The introduction of an obligatory membership card available only to Dutch citizens for people wishing to buy cannabis at a coffeeshop is intended to put an end to “drugs tourism”. This is a particular problem in the south of the Netherlands where large numbers of customers regularly cross the borders from Belgium, Germany and France. The regulation has already been in force in 3 southern provinces since May of this year. It is scheduled to take effect in Amsterdam and the rest of the country on January 1st 2013.
According to figures from the Amsterdam Bureau for Tourism, at least 25 percent of the more than 6 million foreigners who come to the capital annually visit a coffeeshop once or more during their stay. T he BCD claims many of these people will stay away if they are unable to buy a joint legally.
Amsterdam newspaper Het Parool also found that only an estimated ten percent of Dutch Amsterdammers who regularly visit coffeeshops would be willing to register as official members.

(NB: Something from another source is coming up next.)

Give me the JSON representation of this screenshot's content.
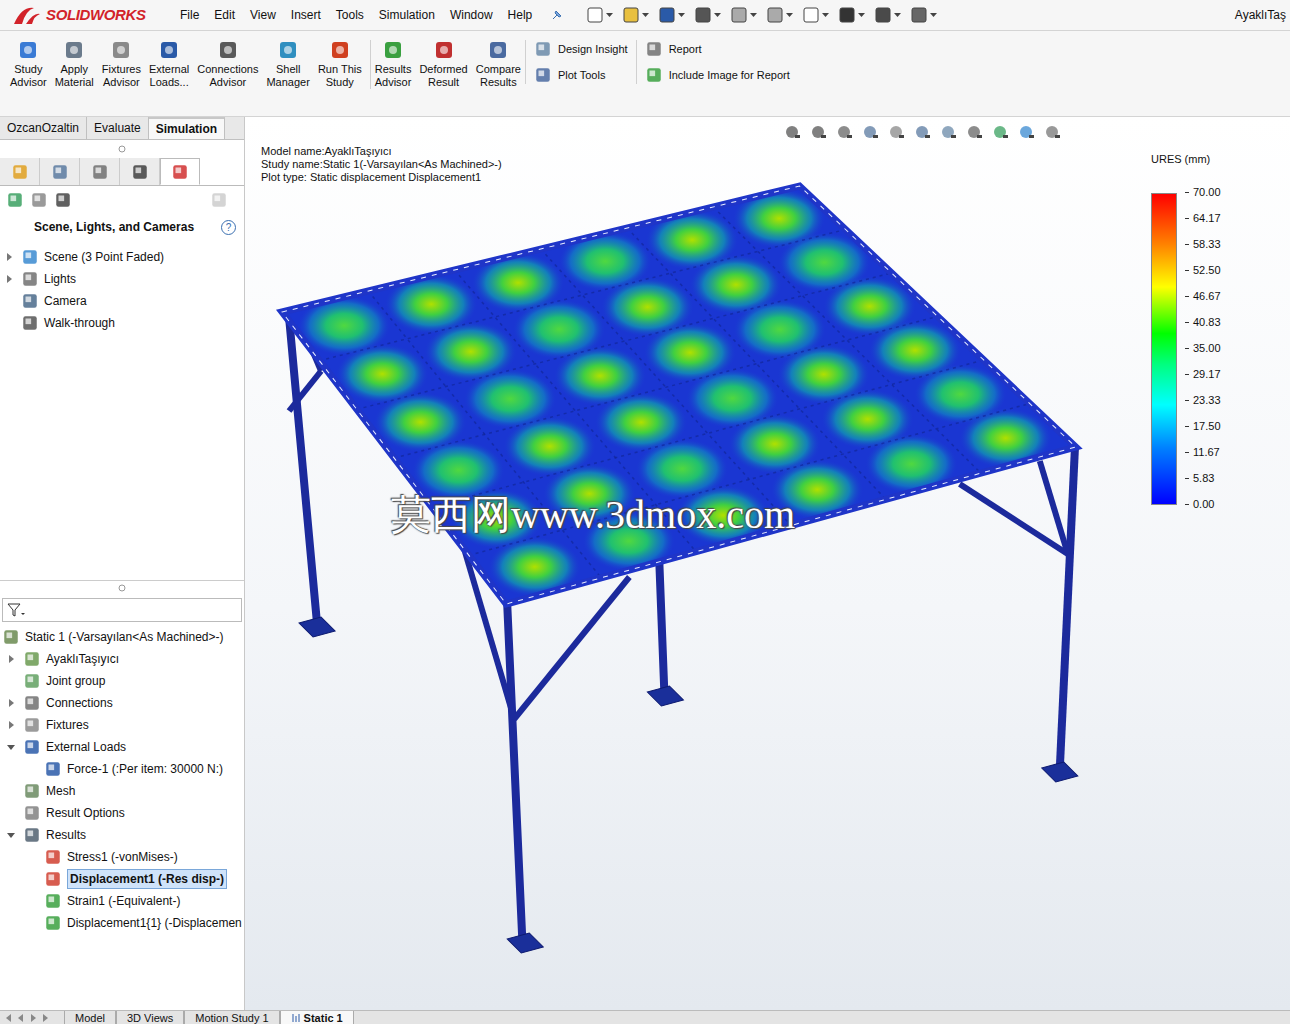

The Amsterdam city council is currently discussing with the Justice Minister the possibility of making an exception to the regulations for the capital. The council fears the restrictions will lead to a dramatic increase in the illegal street sale of cannabis. Police in Limburg announced earlier this week that 386 people had been arrested for buying or selling cannabis since the introduction of the weed pass in the province in May.